Author, doctor reflects on uncovering Flint water crisis

Dr. Mona Hanna-Attisha details first-hand experience with government mistrust, promotes advocacy


A collaboration across campus brought Dr. Mona Hanna-Attisha to Warriner Hall for Water Justice, an event speaking on Flint's water crisis, vaccine hesitancy and civic engagement. 

Plachta Auditorium was packed with students Wednesday night as Hanna-Attisha recounted her experience discovering the Flint water crisis and how it related to a greater sense of distrust in science.

Discussions were moderated through professor of anthropology, Cathy Willermet. In the final portion of the presentation, students in the crowd were able to ask their own questions.

Hanna-Attisha played a critical role in discovering the Flint water crisis by noticing increased levels of lead in children.

The crisis arose when Michigan switched the city's water source from the Detroit Water and Sewerage Department to the Flint River in 2014, unknowingly leaving the community with dangerously high levels of lead in the water.

“Flint’s water crisis wasn’t the first, it wasn’t the worst and it wasn’t the last,” she said.

Hanna-Attisha said she believes there were people who contributed to the crisis happening, but other larger factors overshadow that.

"There are lots of villains in this story, a disaster of this scale does not happen by accident," she said. "The real villains are harder to see because the real villains live underneath the behavior. The real villains are the ongoing effects of racism, inequality, greed, anti-intellectualism and even laissez-faire neo-liberal capitalism."

She also discussed the long term implications of the crisis. She advocated for people to invest in the community of Flint, as she said people living there will need help in the years to come.

"What about all these things that we need to do for kids for 20 years," she said. "They're going to need literacy services, tutoring, home visiting, breastfeeding support, mental health care and trauma-informed services."

Hanna-Attisha shared a story of a Flint family, as an example, who lived in the area for generations after  moving there to find opportunity. One of the great-grandsons drank the contaminated water and subsequently suffered major health issues.

“For some folks, that crisis will never go away, and for some folks, no matter what you tell them about water quality, they will never drink that water again,” she said.

Hanna-Attisha said the effects of shortcomings in public health policy, especially with environmental issues, are felt most in underrepresented communities.

“Contamination is not born equally, there are certain communities, specifically communities of color, that disproportionately bear the burden of environmental contamination,” she said.

Hanna-Attisha said government officials have historically sown distrust of medicine - and vaccines - into underrepresented communities. The Flint water crisis was no exception.

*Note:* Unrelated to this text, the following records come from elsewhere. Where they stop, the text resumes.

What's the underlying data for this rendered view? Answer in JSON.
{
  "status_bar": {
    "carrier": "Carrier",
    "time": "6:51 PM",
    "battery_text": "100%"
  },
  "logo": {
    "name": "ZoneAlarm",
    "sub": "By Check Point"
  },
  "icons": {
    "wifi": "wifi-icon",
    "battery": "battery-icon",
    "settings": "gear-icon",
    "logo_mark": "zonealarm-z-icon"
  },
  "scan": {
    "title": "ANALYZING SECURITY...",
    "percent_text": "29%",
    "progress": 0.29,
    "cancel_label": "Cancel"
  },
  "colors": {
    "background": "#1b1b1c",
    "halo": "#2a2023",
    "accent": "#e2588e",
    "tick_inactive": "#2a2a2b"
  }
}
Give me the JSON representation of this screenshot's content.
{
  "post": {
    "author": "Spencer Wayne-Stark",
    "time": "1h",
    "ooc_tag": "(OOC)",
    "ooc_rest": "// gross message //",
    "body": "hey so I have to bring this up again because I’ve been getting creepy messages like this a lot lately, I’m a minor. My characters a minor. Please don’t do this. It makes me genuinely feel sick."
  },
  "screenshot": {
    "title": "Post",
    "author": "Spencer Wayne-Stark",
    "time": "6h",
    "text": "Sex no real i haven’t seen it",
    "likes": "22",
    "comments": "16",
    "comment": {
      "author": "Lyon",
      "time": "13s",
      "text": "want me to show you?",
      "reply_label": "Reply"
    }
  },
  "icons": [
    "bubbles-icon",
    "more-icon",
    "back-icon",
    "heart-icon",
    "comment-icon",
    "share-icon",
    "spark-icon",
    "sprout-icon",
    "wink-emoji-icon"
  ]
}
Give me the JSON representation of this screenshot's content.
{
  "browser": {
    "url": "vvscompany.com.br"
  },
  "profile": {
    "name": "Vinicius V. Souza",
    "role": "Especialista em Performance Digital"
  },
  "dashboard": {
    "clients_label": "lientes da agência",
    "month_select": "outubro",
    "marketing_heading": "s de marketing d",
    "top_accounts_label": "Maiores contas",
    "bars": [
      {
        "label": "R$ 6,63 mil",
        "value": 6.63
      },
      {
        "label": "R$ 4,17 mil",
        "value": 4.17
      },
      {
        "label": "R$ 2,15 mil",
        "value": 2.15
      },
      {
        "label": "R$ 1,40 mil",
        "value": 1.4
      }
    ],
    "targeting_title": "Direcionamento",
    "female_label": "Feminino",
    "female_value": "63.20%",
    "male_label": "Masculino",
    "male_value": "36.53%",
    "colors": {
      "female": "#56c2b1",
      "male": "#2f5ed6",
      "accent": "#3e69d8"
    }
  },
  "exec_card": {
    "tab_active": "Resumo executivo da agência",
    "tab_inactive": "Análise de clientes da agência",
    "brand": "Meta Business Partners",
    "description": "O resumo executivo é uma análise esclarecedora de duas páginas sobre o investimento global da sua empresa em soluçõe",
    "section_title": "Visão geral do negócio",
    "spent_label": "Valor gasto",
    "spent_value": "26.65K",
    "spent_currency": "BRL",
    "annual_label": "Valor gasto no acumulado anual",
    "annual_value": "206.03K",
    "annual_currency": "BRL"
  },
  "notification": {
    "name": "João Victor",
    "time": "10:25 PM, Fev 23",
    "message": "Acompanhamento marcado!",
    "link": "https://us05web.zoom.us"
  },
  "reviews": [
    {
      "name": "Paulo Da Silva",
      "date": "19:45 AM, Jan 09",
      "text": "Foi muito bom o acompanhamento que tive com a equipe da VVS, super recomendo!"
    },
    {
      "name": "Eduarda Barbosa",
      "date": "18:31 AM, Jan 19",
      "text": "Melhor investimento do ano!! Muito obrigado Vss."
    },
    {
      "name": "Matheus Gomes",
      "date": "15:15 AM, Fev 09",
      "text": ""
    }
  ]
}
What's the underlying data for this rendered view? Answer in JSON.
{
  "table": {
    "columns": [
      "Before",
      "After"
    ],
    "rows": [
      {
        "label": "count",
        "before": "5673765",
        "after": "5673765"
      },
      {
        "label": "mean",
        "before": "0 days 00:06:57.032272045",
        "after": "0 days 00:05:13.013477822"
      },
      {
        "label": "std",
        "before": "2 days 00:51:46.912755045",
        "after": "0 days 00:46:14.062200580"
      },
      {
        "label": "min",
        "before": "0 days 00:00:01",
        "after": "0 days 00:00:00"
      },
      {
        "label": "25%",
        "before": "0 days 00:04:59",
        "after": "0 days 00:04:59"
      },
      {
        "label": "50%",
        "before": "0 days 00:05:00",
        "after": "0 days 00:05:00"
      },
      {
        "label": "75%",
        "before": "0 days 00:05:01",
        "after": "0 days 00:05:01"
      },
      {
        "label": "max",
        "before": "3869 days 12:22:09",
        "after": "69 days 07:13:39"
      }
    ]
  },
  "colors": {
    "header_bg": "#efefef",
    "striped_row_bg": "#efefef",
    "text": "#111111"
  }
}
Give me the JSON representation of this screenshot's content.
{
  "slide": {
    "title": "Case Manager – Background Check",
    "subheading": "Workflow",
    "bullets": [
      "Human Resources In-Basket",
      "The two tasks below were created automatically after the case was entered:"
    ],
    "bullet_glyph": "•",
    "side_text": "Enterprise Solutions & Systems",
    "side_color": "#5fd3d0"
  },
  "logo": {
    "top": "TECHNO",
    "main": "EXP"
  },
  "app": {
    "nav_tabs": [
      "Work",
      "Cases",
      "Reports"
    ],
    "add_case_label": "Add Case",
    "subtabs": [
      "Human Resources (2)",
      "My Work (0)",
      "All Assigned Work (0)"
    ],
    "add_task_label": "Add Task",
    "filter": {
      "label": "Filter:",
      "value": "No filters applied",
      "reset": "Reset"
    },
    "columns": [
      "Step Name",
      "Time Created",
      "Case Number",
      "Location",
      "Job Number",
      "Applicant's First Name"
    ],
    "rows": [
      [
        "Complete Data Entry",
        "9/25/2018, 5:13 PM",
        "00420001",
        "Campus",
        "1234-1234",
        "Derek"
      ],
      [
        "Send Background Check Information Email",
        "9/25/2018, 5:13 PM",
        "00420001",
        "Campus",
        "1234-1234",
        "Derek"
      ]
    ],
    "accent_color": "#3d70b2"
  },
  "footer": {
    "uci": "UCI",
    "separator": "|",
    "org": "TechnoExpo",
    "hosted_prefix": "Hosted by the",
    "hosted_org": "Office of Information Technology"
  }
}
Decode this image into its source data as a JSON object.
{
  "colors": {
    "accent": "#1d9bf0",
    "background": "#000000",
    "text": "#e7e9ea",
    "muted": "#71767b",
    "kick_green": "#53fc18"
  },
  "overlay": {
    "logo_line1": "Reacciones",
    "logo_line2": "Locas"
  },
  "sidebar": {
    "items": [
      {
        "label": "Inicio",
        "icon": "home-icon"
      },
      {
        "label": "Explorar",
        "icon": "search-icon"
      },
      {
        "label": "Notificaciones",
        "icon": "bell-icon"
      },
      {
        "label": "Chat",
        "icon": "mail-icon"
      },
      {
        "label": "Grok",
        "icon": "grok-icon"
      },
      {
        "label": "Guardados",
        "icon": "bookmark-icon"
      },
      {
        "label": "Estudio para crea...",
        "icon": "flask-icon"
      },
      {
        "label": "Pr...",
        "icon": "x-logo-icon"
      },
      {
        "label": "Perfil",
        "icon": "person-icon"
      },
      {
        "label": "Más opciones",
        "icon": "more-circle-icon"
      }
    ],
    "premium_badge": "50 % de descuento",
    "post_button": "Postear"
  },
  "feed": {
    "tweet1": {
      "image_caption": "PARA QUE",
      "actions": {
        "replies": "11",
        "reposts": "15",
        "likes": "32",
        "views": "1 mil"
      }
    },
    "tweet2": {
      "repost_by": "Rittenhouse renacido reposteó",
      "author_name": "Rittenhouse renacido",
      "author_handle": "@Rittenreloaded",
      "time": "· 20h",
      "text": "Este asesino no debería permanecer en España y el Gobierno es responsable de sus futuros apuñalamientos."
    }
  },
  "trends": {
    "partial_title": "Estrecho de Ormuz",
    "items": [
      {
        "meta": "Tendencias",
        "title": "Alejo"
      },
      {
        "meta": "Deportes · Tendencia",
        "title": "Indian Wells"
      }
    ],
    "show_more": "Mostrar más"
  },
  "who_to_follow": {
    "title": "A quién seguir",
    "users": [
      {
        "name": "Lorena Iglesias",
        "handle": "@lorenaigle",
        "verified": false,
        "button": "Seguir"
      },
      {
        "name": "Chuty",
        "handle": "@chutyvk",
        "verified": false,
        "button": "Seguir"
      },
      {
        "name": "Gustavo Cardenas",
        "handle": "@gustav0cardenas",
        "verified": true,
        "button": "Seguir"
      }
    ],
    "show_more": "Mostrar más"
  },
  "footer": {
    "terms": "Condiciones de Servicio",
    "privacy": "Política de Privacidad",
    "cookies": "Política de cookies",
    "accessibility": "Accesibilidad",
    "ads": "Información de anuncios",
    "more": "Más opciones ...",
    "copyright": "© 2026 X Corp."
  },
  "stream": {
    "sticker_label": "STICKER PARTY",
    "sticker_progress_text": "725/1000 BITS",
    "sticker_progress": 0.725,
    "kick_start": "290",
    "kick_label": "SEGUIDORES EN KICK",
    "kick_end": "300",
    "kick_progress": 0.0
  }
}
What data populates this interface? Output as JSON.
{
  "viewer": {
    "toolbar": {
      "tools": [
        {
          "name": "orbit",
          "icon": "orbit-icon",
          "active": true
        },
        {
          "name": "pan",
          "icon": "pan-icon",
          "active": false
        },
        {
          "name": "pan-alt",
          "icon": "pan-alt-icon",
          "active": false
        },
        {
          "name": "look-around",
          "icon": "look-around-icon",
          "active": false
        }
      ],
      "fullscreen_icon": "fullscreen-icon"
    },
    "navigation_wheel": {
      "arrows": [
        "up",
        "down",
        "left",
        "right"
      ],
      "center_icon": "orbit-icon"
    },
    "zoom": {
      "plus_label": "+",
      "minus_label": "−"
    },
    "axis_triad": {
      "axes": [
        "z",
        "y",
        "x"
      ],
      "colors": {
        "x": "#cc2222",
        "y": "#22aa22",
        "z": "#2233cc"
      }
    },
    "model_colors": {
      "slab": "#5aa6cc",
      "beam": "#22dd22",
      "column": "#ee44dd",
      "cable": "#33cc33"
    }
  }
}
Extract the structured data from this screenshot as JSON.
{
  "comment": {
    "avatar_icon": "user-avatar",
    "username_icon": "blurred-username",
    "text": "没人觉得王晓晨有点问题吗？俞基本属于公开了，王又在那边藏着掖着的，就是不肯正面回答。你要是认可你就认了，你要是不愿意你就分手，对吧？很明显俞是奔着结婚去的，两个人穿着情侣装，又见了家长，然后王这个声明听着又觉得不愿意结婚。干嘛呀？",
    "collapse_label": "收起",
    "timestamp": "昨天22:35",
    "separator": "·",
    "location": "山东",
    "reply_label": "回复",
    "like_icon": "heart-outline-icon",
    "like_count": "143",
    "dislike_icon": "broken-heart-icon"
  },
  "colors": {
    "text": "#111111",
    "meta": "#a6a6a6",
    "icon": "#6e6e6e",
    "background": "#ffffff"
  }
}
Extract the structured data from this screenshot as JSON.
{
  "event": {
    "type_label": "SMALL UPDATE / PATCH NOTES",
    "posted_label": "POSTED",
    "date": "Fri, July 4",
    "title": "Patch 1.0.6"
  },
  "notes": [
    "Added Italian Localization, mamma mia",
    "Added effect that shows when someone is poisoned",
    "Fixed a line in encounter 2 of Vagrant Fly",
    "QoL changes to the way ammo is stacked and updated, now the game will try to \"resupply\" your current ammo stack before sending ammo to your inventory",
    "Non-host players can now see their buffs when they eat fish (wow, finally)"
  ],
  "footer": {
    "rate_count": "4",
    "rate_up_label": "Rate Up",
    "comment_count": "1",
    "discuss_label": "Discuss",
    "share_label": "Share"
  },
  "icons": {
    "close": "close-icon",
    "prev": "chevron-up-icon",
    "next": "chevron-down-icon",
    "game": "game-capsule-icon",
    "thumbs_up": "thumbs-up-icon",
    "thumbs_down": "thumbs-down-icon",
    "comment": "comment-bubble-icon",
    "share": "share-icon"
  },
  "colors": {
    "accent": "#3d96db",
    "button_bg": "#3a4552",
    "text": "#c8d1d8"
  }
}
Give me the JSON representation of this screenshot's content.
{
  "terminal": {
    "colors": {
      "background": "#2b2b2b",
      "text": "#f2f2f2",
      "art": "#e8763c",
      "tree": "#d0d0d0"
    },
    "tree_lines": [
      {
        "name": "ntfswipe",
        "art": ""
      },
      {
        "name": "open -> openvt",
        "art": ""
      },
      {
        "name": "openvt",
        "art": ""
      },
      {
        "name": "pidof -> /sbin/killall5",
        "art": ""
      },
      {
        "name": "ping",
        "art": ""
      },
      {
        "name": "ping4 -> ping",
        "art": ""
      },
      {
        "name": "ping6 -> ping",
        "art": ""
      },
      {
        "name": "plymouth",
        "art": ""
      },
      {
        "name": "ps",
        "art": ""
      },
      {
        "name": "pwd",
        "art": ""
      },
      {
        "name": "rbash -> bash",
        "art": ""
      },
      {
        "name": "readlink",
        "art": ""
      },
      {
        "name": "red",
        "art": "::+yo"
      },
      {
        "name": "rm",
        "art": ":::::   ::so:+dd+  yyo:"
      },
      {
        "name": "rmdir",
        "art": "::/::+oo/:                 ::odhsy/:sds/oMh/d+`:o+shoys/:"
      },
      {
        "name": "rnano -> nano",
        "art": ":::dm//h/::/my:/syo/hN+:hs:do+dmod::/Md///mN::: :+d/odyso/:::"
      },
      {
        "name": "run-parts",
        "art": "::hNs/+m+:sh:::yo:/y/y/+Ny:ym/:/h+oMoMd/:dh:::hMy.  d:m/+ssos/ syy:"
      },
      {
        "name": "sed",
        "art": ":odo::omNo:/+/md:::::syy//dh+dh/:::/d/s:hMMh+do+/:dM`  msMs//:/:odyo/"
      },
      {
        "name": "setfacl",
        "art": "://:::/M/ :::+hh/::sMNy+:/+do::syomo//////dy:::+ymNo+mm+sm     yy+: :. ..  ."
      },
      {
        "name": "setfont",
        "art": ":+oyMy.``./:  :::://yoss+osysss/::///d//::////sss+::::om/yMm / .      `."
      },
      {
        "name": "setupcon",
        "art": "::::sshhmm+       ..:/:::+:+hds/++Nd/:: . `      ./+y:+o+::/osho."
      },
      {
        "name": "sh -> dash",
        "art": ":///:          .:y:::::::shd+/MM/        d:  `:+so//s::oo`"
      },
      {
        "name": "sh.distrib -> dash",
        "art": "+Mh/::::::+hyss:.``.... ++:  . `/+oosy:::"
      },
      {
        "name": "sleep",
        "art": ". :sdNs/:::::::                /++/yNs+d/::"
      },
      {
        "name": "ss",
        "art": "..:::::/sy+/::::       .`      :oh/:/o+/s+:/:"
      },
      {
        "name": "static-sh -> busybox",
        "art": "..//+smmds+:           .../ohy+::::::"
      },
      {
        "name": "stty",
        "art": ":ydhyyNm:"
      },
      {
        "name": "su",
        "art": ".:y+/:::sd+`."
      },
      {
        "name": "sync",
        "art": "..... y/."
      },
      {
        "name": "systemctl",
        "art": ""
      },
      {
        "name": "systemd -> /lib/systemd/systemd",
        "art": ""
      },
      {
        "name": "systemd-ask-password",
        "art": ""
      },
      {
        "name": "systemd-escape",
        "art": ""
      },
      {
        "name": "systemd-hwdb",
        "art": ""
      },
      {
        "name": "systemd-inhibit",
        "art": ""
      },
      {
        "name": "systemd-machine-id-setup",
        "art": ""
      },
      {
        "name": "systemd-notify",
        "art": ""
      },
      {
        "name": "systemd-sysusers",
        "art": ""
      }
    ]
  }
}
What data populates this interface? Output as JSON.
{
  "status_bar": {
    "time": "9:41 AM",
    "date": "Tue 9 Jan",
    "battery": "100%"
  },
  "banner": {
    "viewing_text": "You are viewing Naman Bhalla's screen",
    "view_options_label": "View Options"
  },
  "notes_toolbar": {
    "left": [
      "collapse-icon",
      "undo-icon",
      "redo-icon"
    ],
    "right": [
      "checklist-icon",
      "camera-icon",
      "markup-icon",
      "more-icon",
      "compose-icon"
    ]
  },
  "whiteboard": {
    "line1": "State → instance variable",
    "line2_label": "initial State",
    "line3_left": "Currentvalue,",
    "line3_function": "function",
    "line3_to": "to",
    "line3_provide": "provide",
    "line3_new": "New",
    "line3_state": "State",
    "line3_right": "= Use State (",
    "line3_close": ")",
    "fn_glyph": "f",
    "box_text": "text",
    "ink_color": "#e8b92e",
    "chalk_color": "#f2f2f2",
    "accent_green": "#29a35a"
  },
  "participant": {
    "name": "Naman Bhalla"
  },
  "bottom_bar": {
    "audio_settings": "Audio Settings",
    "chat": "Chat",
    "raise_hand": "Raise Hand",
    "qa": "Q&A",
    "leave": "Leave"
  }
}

"Why should you take a vaccine when you tell me my water is safe and it wasn't safe," she said.

Hanna-Attisha said she has witnessed this distrust first-hand from some of her patients over the years. She said parents that were hesitant when it came to vaccines used to be willing to talk about the choice.

But more recently, that has changed.

Now, she she calls some patients “vaccine-resistant" because they are sternly against the idea, regardless of discussion.

“It is frustrating obviously, but sometimes that frustration is a pick-me-up,” she said. “(Talking with them) didn’t work, let’s try and figure out what we can do about it.”

She also said some patients are given misinformation about vaccines and medicine that are difficult to argue with.

"This has been a long-standing attack on science," she said.

She encourages patients to be critical thinkers and ask questions. She also said health professionals need to be able to answer those questions and invest time into gaining their patient's trust.

"So (relationship building) is often how it works with vaccine hesitancy and it takes time; it takes trust," she said. "It takes humility, to be able to stand shoulder to shoulder and spend time to answer legitimate questions."

Above all else, Hanna-Attisha said she is an advocate for positive change.

She believes younger generations are leading the charge for change but said she understands the number of issues can be overwhelming. To help, she offered tips for those who want to work in advocacy.

"Find your passion, find your (people), stay persistent and be prepared," she said. "When you want to solve a problem out there in the world, it's not going to be neatly divided into university departments. You need to have this multidisciplinary perspective and have all kinds of different friends because when you have that diverse lens, you ask different questions and come up with different solutions."

The event was brought to the campus by:

  • Mary Ellen Brandell Volunteer Center
  • CMU Program Board
  • Eta Sigma Gamma
  • Residence Housing Association
  • Sarah R. Opperman Leadership Institute
  • College of Medicine
  • Residence Life
  • CMU Honors Program
  • College of Liberal Arts and Social Sciences